In thinking about how it would be to live on a boat, I have had to work through a few things that I may have to let go - there just is not enough space for everything you amass when living in a house. In the past week, I have questioned myself constantly - can I do without this? What does it mean to me to have this? Can I let it go if I have to. And if the answer to that is positive, what do I do with it. Do I reuse it, do I recycle it into something else or to I release it to the world. In preparation for the Big Move to the boat, I am going to have to reduce some of my possessions. Let go of clothes, resist the sales (I am a good buyer, I never pay full price), reduce my consumption of books, purchase of wine, furniture and decorative items. But most of all, it has dawned on me that I need to do something with all my art materials.

I have a glass workshop with a kiln, I have a studio room with lots of storage full of materials and I have clay all over the place. From a practicality and safety perspective it is not possible to have a glass workshop on a yacht, nor a kiln. So that makes the decision easier. I need to let that go. The piles of magazines are not a real issue, I have transitioned to digital magazines and this has reduced the space I am occupying already. Some technique books can come, the ones I use the most I suppose. But the beads, and the threads, and the sculpts, and the leathers, and yarns. What am I going to do with that? The obvious answer is create more than I buy and start selling the work.

Pondering these issues bring with it very interesting questions about identity and personal values.  If you strip away all these things, what is left of me? How can I keep true to what is most important to me (creativity and I didn't say who is most important to me as that would be a trick question) and do that in a space constrained environment? Are other people doing this? Are there things that are non-negotiable for me? What are the practicalities of an art practice on board? Should I keep working, can I keep working? Many questions that I do not have the answer to right now.

There is some time.  And one of the benefits of starting this process early is a form of simplification of life. We drown in things, literally, our planet is drowning in the stuff we make, transport and discard. I feel a huge sense of mind space when I remove clutter, except in my studio where I seem to need some - I actually cleaned up the workbench today and it is feeling rather strange and empty. But the removal of complexity and possessions is I believe a very liberating act.

Space. The Final Frontier.




Friday, June 7, 2013

Sweet dreams are made of this

Ella, a creative friend of mine lives on a yacht, she has been sailing the world with her husband for a while now and creates these fantastic beaded art works and tutorials on the boat.I guess that is the sort of bohemian wandering life I have always wanted for myself, and in a way, I have followed a path of walking this world on the the road less traveled by. My partner and myself have had this vision for a few years of traveling the seven seas. On a boat, a yacht to be more accurate.

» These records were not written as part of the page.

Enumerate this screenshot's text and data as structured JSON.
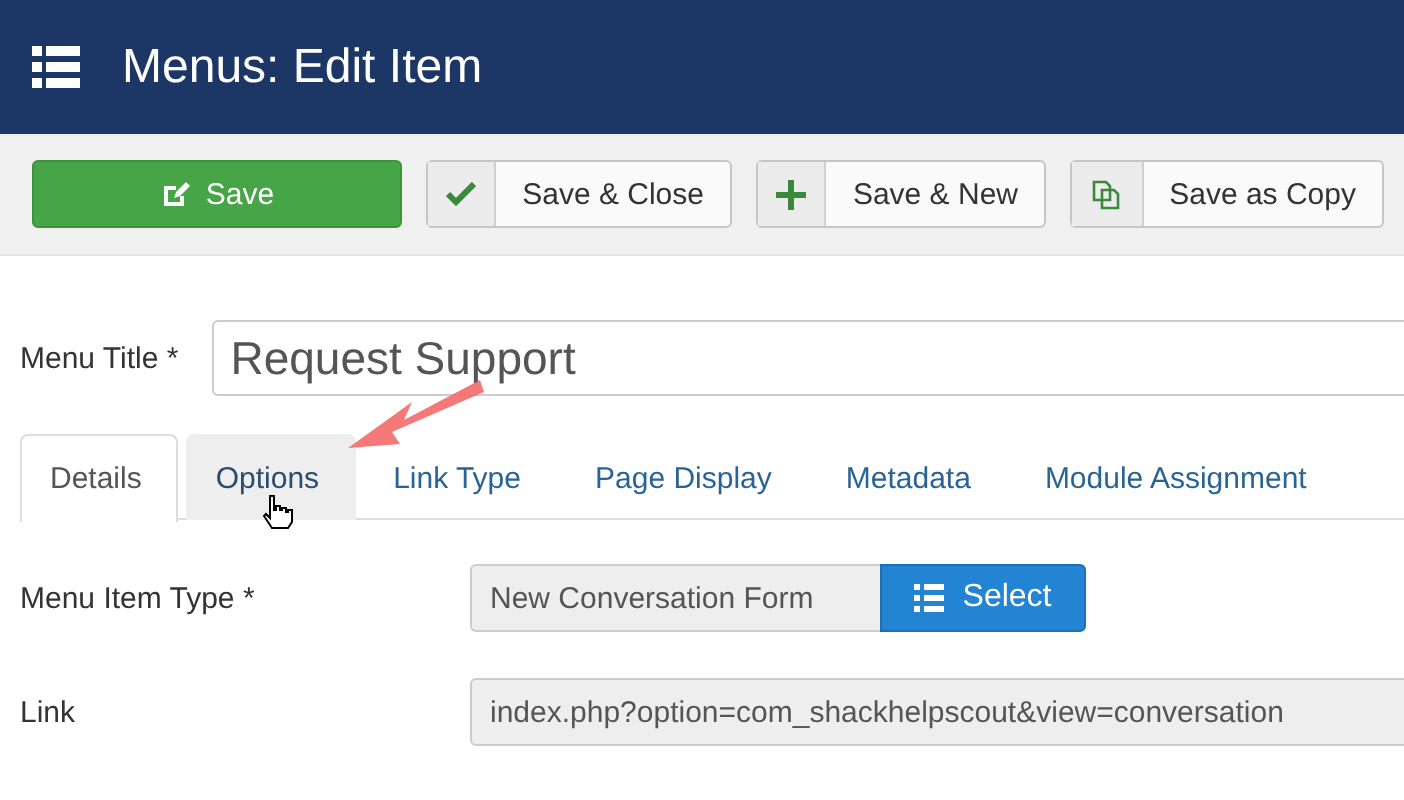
{
  "header": {
    "title": "Menus: Edit Item"
  },
  "toolbar": [
    {
      "label": "Save",
      "kind": "primary"
    },
    {
      "label": "Save & Close",
      "kind": "default"
    },
    {
      "label": "Save & New",
      "kind": "default"
    },
    {
      "label": "Save as Copy",
      "kind": "default"
    }
  ],
  "menu_title": {
    "label": "Menu Title *",
    "value": "Request Support"
  },
  "tabs": [
    {
      "label": "Details",
      "selected": true,
      "hovered": false
    },
    {
      "label": "Options",
      "selected": false,
      "hovered": true
    },
    {
      "label": "Link Type",
      "selected": false,
      "hovered": false
    },
    {
      "label": "Page Display",
      "selected": false,
      "hovered": false
    },
    {
      "label": "Metadata",
      "selected": false,
      "hovered": false
    },
    {
      "label": "Module Assignment",
      "selected": false,
      "hovered": false
    }
  ],
  "menu_item_type": {
    "label": "Menu Item Type *",
    "value": "New Conversation Form",
    "button": "Select"
  },
  "link": {
    "label": "Link",
    "value": "index.php?option=com_shackhelpscout&view=conversation"
  }
}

We looked at boats for a few years, contemplating the requirements. Sails, size, age, hull type, glass or not, steel or not, aluminium or not. We found a boat that met our requirements in 2008 but the offer we made on it was not considered sufficient. That boat did not leave my life however, she popped up at regular intervals. And so after a lot of story and narration, we managed to buy her 2 weeks ago. A house on water. Sweet dreams are made of this. Who am I to disagree with the Universe?

So what do you think? Her name is Enya.

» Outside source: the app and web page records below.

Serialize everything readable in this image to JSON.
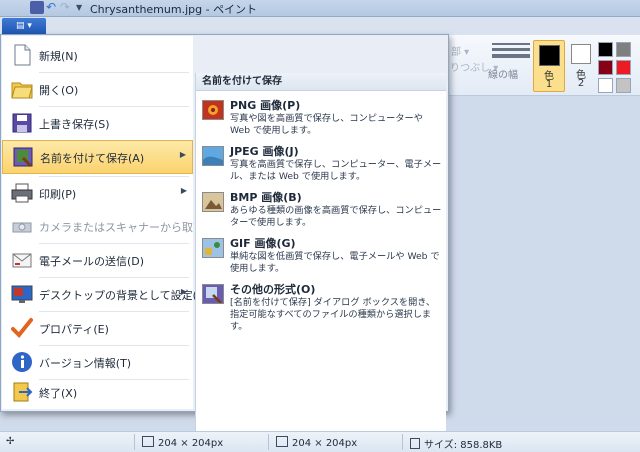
{
  "window": {
    "title": "Chrysanthemum.jpg - ペイント"
  },
  "app_button": {
    "label": "▤ ▾"
  },
  "ribbon": {
    "ghost_1": "部 ▾",
    "ghost_2": "りつぶし ▾",
    "line_width_label": "線の幅",
    "color1": {
      "l1": "色",
      "l2": "1"
    },
    "color2": {
      "l1": "色",
      "l2": "2"
    },
    "palette": [
      "#000000",
      "#7f7f7f",
      "#880015",
      "#ed1c24",
      "#ffffff",
      "#c3c3c3",
      "#b97a57",
      "#ffaec9"
    ]
  },
  "app_menu": {
    "items": [
      {
        "label": "新規(N)"
      },
      {
        "label": "開く(O)"
      },
      {
        "label": "上書き保存(S)"
      },
      {
        "label": "名前を付けて保存(A)"
      },
      {
        "label": "印刷(P)"
      },
      {
        "label": "カメラまたはスキャナーから取り込み(M)"
      },
      {
        "label": "電子メールの送信(D)"
      },
      {
        "label": "デスクトップの背景として設定(B)"
      },
      {
        "label": "プロパティ(E)"
      },
      {
        "label": "バージョン情報(T)"
      },
      {
        "label": "終了(X)"
      }
    ],
    "submenu": {
      "header": "名前を付けて保存",
      "items": [
        {
          "title": "PNG 画像(P)",
          "desc": "写真や図を高画質で保存し、コンピューターや Web で使用します。"
        },
        {
          "title": "JPEG 画像(J)",
          "desc": "写真を高画質で保存し、コンピューター、電子メール、または Web で使用します。"
        },
        {
          "title": "BMP 画像(B)",
          "desc": "あらゆる種類の画像を高画質で保存し、コンピューターで使用します。"
        },
        {
          "title": "GIF 画像(G)",
          "desc": "単純な図を低画質で保存し、電子メールや Web で使用します。"
        },
        {
          "title": "その他の形式(O)",
          "desc": "[名前を付けて保存] ダイアログ ボックスを開き、指定可能なすべてのファイルの種類から選択します。"
        }
      ]
    }
  },
  "status": {
    "cursor": "",
    "selection_size": "204 × 204px",
    "image_size": "204 × 204px",
    "file_size": "サイズ: 858.8KB"
  },
  "colors": {
    "accent": "#fbd36e",
    "ribbon": "#e3ebf6",
    "workspace": "#cfdaea"
  }
}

From outback to sea, what is there not to love about traveling this beautiful world.

Here is my friend Ella's etsy shop - see what you can do on a boat?

The plan is to live on her for a few years, then take off.

 I cannot wait.